There’s a lot going on at home and in the world these days. But the rising value of the dollar sticks out for economists.
Yes, there’s news like U.S. Sen. Ted Cruz’s announcement that he is throwing his hat into the Republican presidential contest. Yes, there’s news of Benjamin Netenyahu’s election as the next prime minister of Israel.
And my current favorite, South Koreans activists want to send thousands of DVDs of the movie “The Interview” via balloons to North Korea – a foolproof method of getting rid of President-for-Life Kim Jong-un.
Among the hubbub, you may have lost track of the U.S. dollar’s recent rapid appreciation against other currencies – for example, gaining 25 percent against the euro – in past six months.
So what does it mean?
Well, for one, it might be a good year to consider foreign travel. Or replace your foreign skis or tennis racket.
But this effects us in other ways, as well.
First, it will lead to a worsening trade balance, which, depending on how you want to look at it, is good or bad.
It is bad for sectors that export as the price of these exports rise sharply, depending on the amount of exchange rate “pass through” of course.
This is particularly important given recent price shocks in oil markets, and it is ominous for workers in the energy sector.
It’s good for buyers of foreign goods and the countries that produce them. The American economy needs a healthy rest of the world as a market for our exports, all roughly $1.5 trillion of them.
The dollar’s rise also helps keep our inflation in check. Cheaper imported goods – everything from tennis rackets to a room at the Savoy Hotel in London – ensure that the prices of many of the goods we buy remain low.
And that’s good news for the Fed. With inflation low, the Fed is under less pressure to raise interest rates – something everyone expects soon, but now there’s a slight cloud of uncertainty as to when exactly.
In fact, the Fed may be less willing to raise rates precisely because the dollar has appreciated. In fact, much of the rise in the dollar has been caused by the European Central Bank’s decision, finally, to do some quantitative easing.
As mentioned above, a stronger dollar hurts exports, and, with the U.S. economy still staggering a bit, it doesn’t need another shock to pull it back into the mire.
The Fed’s potential delay impacted us in other ways as well, particularly in financial markets, cheap money buoys stock markets.
Subtle signals from the Fed’s last policy meeting pushed stock markets and the dollar up in one fell swoop.
And nudged interest rates back down.
So now we can all get back to the business of buying stuff and pondering balloons laden with DVDs floating to North Korea.
firstname.lastname@example.org.
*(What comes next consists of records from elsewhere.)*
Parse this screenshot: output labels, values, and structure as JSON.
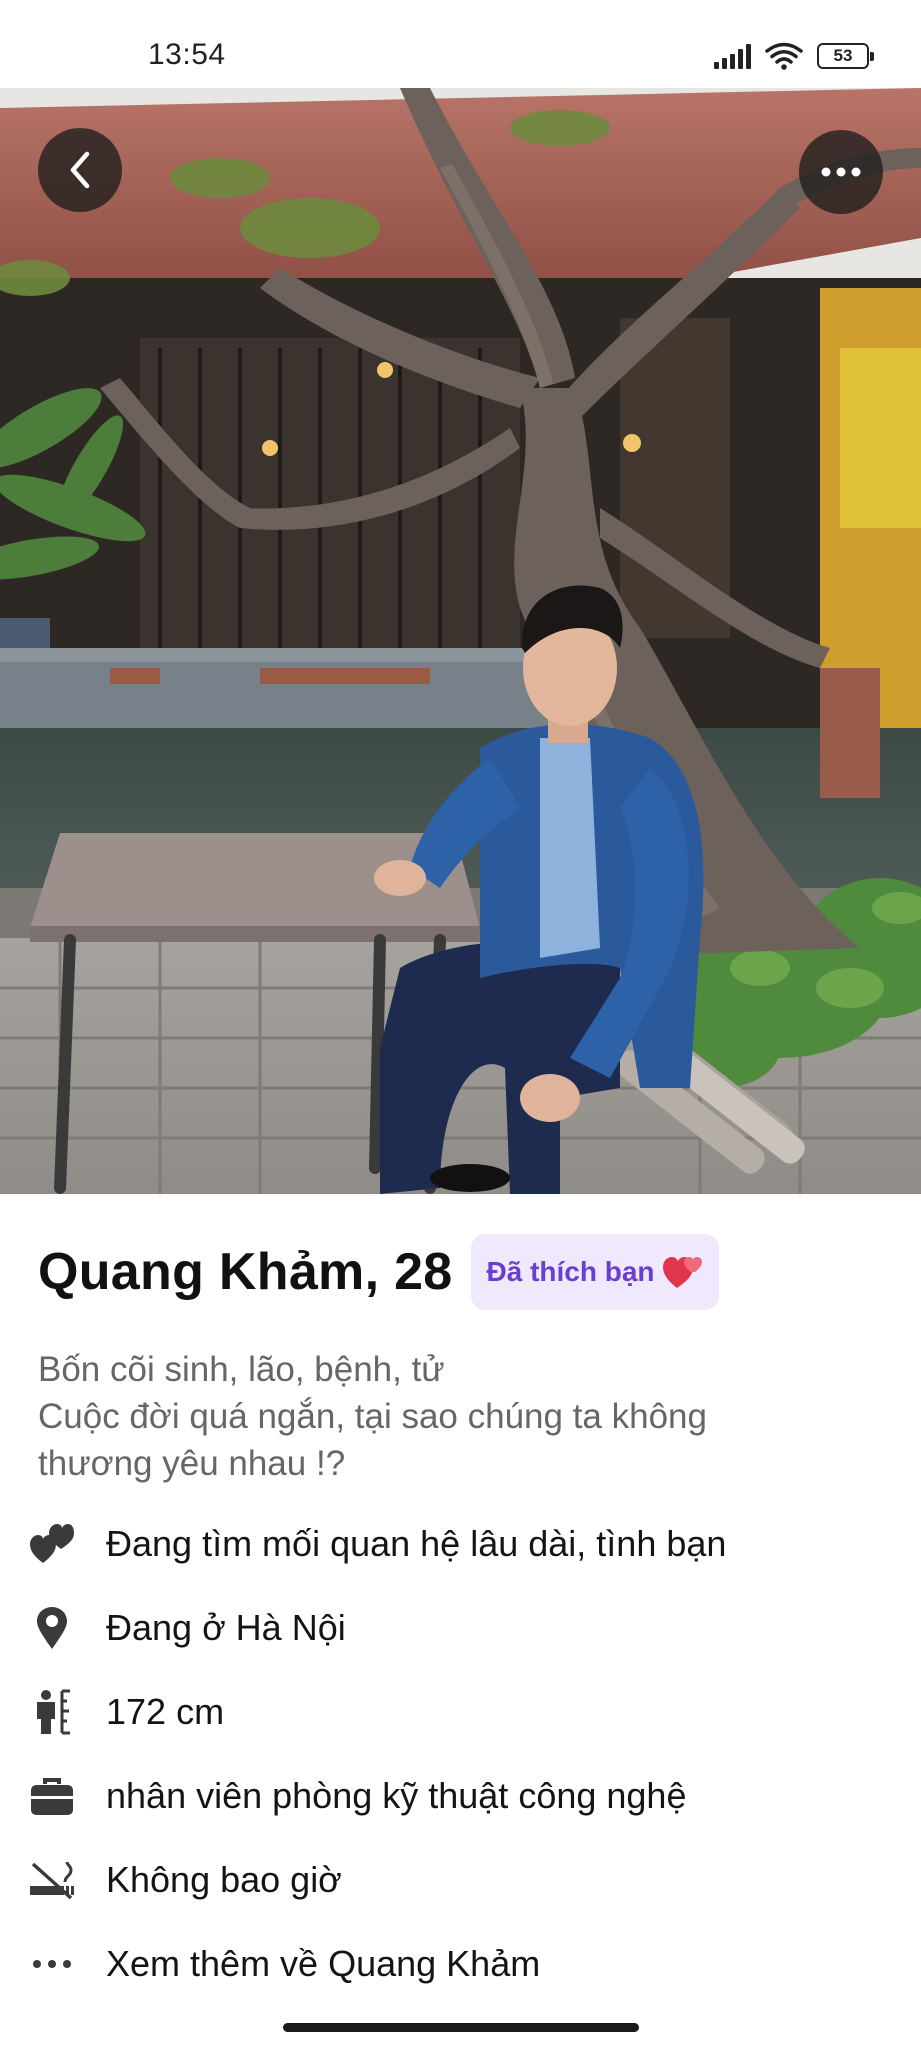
{
  "status_bar": {
    "time": "13:54",
    "battery": "53",
    "icons": [
      "signal-icon",
      "wifi-icon",
      "battery-icon"
    ]
  },
  "photo": {
    "description_icon": "profile-photo",
    "back_icon": "chevron-left-icon",
    "more_icon": "more-horizontal-icon"
  },
  "profile": {
    "name_age": "Quang Khảm, 28",
    "liked_badge": "Đã thích bạn",
    "bio_lines": [
      "Bốn cõi sinh, lão, bệnh, tử",
      "Cuộc đời quá ngắn, tại sao chúng ta không",
      "thương yêu nhau !?"
    ],
    "details": [
      {
        "icon": "hearts-icon",
        "text": "Đang tìm mối quan hệ lâu dài, tình bạn"
      },
      {
        "icon": "location-pin-icon",
        "text": "Đang ở Hà Nội"
      },
      {
        "icon": "height-icon",
        "text": "172 cm"
      },
      {
        "icon": "briefcase-icon",
        "text": "nhân viên phòng kỹ thuật công nghệ"
      },
      {
        "icon": "smoking-icon",
        "text": "Không bao giờ"
      },
      {
        "icon": "more-dots-icon",
        "text": "Xem thêm về Quang Khảm"
      }
    ]
  },
  "colors": {
    "badge_bg": "#f0e9fd",
    "badge_text": "#6a3fd0",
    "icon": "#3a3a3a"
  }
}
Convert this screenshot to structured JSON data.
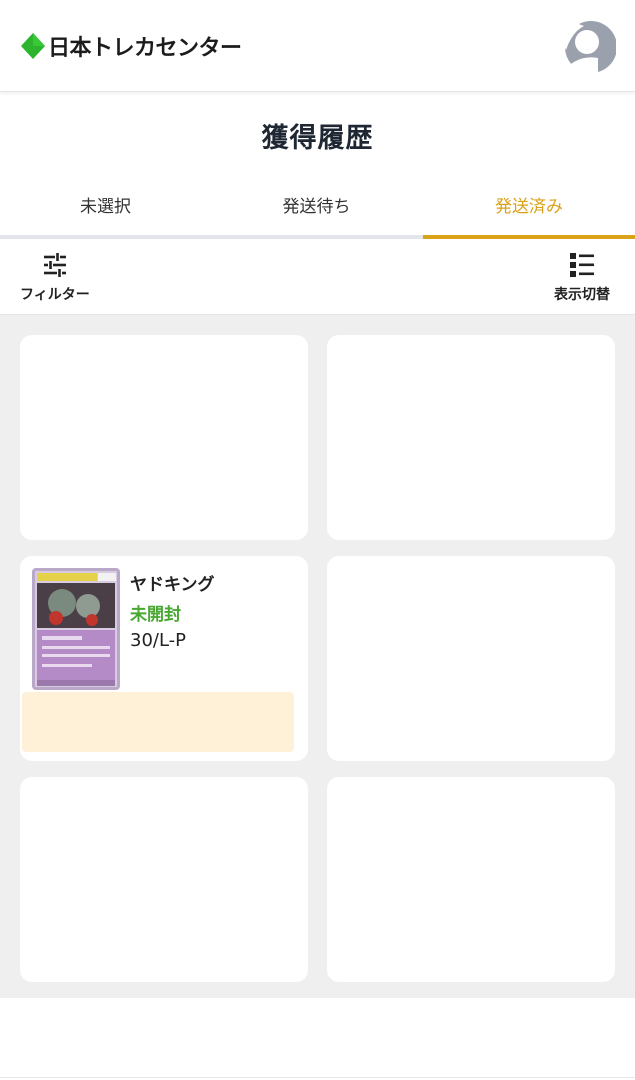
{
  "header": {
    "brand": "日本トレカセンター",
    "brand_color": "#2cb52c",
    "avatar_icon": "user-avatar-icon"
  },
  "page": {
    "title": "獲得履歴"
  },
  "tabs": [
    {
      "label": "未選択",
      "active": false
    },
    {
      "label": "発送待ち",
      "active": false
    },
    {
      "label": "発送済み",
      "active": true
    }
  ],
  "accent_color": "#d9a219",
  "toolbar": {
    "filter_label": "フィルター",
    "filter_icon": "sliders-icon",
    "view_toggle_label": "表示切替",
    "view_toggle_icon": "list-icon"
  },
  "items": [
    {
      "name": "ヤドキング",
      "status": "未開封",
      "status_color": "#48a832",
      "code": "30/L-P"
    }
  ]
}
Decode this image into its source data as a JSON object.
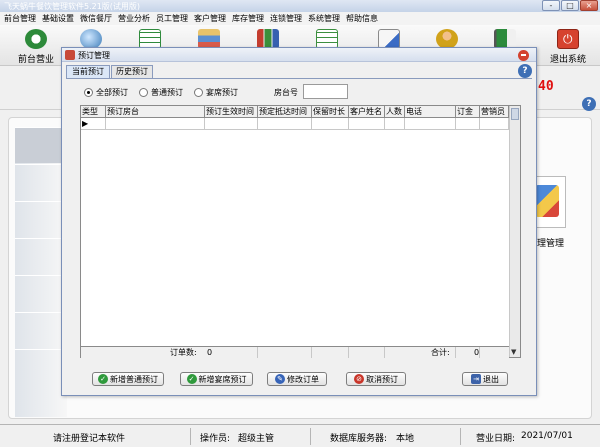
{
  "app": {
    "title": "飞天蜗牛餐饮管理软件5.21版(试用版)",
    "window_buttons": [
      "-",
      "□",
      "×"
    ]
  },
  "menubar": [
    "前台管理",
    "基础设置",
    "微信餐厅",
    "营业分析",
    "员工管理",
    "客户管理",
    "库存管理",
    "连锁管理",
    "系统管理",
    "帮助信息"
  ],
  "toolbar": [
    {
      "label": "前台营业",
      "icon": "money-icon"
    },
    {
      "label": "",
      "icon": "globe-icon"
    },
    {
      "label": "",
      "icon": "spreadsheet-icon"
    },
    {
      "label": "",
      "icon": "books-icon"
    },
    {
      "label": "",
      "icon": "stock-icon"
    },
    {
      "label": "",
      "icon": "list-icon"
    },
    {
      "label": "",
      "icon": "document-icon"
    },
    {
      "label": "",
      "icon": "users-icon"
    },
    {
      "label": "",
      "icon": "flag-icon"
    },
    {
      "label": "退出系统",
      "icon": "power-icon"
    }
  ],
  "background": {
    "red_number": "40",
    "management_label": "理管理"
  },
  "dialog": {
    "title": "预订管理",
    "tabs": [
      "当前预订",
      "历史预订"
    ],
    "filters": {
      "options": [
        "全部预订",
        "普通预订",
        "宴席预订"
      ],
      "selected": "全部预订",
      "room_label": "房台号",
      "room_value": ""
    },
    "grid": {
      "columns": [
        "类型",
        "预订房台",
        "预订生效时间",
        "预定抵达时间",
        "保留时长",
        "客户姓名",
        "人数",
        "电话",
        "订金",
        "营销员"
      ],
      "rows": [],
      "row_indicator": "▶"
    },
    "footer": {
      "order_count_label": "订单数:",
      "order_count": "0",
      "total_label": "合计:",
      "total": "0"
    },
    "buttons": [
      {
        "label": "新增普通预订",
        "icon": "check-icon"
      },
      {
        "label": "新增宴席预订",
        "icon": "check-icon"
      },
      {
        "label": "修改订单",
        "icon": "edit-icon"
      },
      {
        "label": "取消预订",
        "icon": "cancel-icon"
      },
      {
        "label": "退出",
        "icon": "exit-icon"
      }
    ]
  },
  "statusbar": {
    "register": "请注册登记本软件",
    "operator_label": "操作员:",
    "operator": "超级主管",
    "db_label": "数据库服务器:",
    "db": "本地",
    "date_label": "营业日期:",
    "date": "2021/07/01"
  },
  "colors": {
    "accent_red": "#e01010",
    "title_blue": "#3e6fb5"
  }
}
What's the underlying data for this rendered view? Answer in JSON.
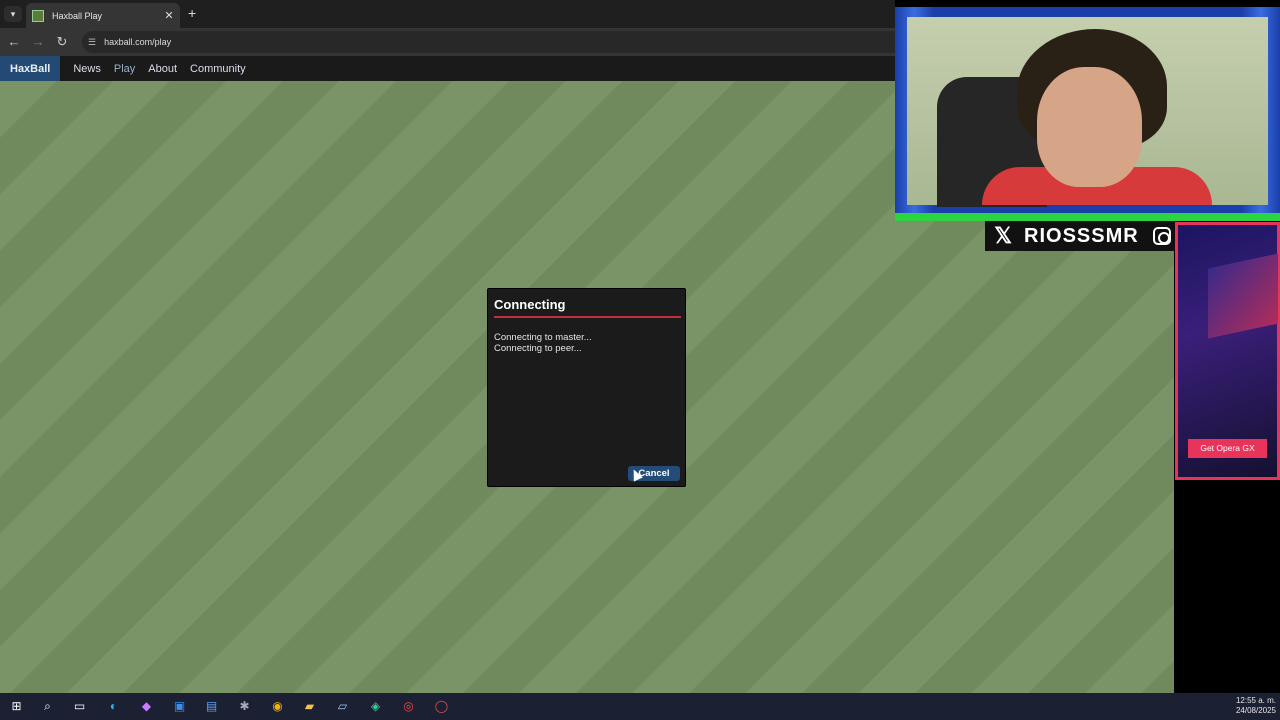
{
  "browser": {
    "tab_title": "Haxball Play",
    "url": "haxball.com/play"
  },
  "site_nav": {
    "brand": "HaxBall",
    "links": [
      "News",
      "Play",
      "About",
      "Community"
    ],
    "active": "Play"
  },
  "dialog": {
    "title": "Connecting",
    "messages": [
      "Connecting to master...",
      "Connecting to peer..."
    ],
    "cancel_label": "Cancel",
    "accent_color": "#c22e39"
  },
  "overlay": {
    "social_handle": "RIOSSSMR",
    "ad_button": "Get Opera GX"
  },
  "taskbar": {
    "time": "12:55 a. m.",
    "date": "24/08/2025"
  }
}
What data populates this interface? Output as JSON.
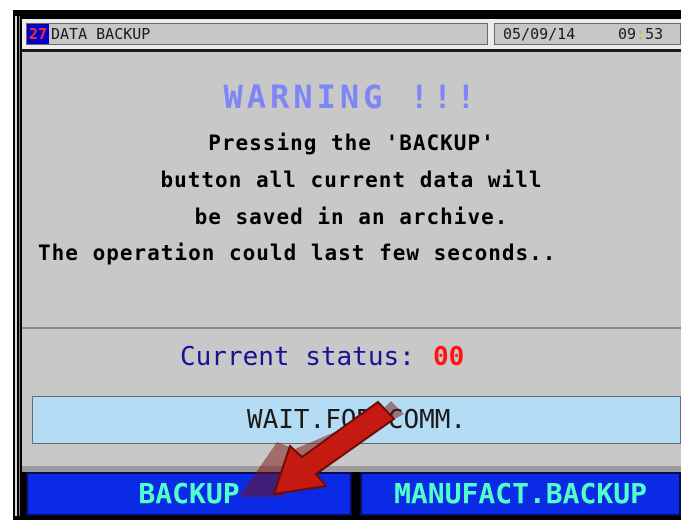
{
  "titlebar": {
    "screen_number": "27",
    "title": "DATA BACKUP",
    "date": "05/09/14",
    "time_hours": "09",
    "time_sep": ":",
    "time_minutes": "53"
  },
  "message": {
    "warning": "WARNING !!!",
    "line1": "Pressing the 'BACKUP'",
    "line2": "button all current data will",
    "line3": "be saved in an archive.",
    "line4": "The operation could last few seconds.."
  },
  "status": {
    "label": "Current status:",
    "value": "00",
    "state_text": "WAIT.FOR COMM."
  },
  "buttons": {
    "backup": "BACKUP",
    "manufact_backup": "MANUFACT.BACKUP"
  },
  "colors": {
    "button_bg": "#0a2ae6",
    "button_text": "#50ffc8",
    "warning": "#7e86f6",
    "status_value": "#ff1414",
    "arrow": "#c41a12"
  },
  "icons": {
    "annotation_arrow": "arrow-pointer-icon"
  }
}
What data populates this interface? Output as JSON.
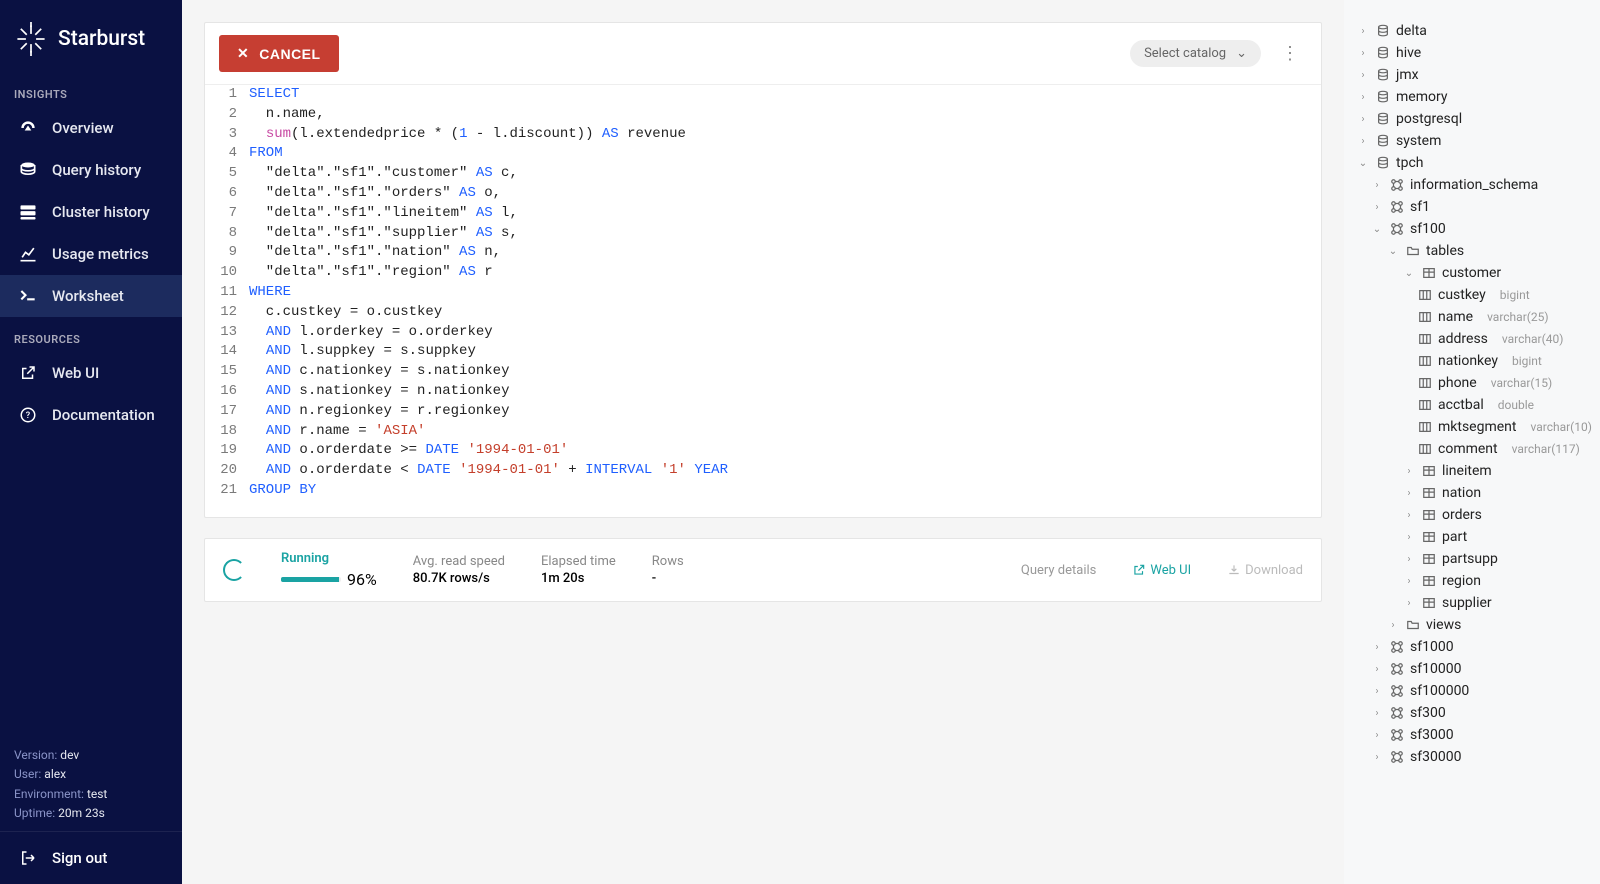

Robert “Tino” Sonora is a professor of economics at Fort Lewis College and the director of the Office of Business and Economic Research at Fort Lewis College.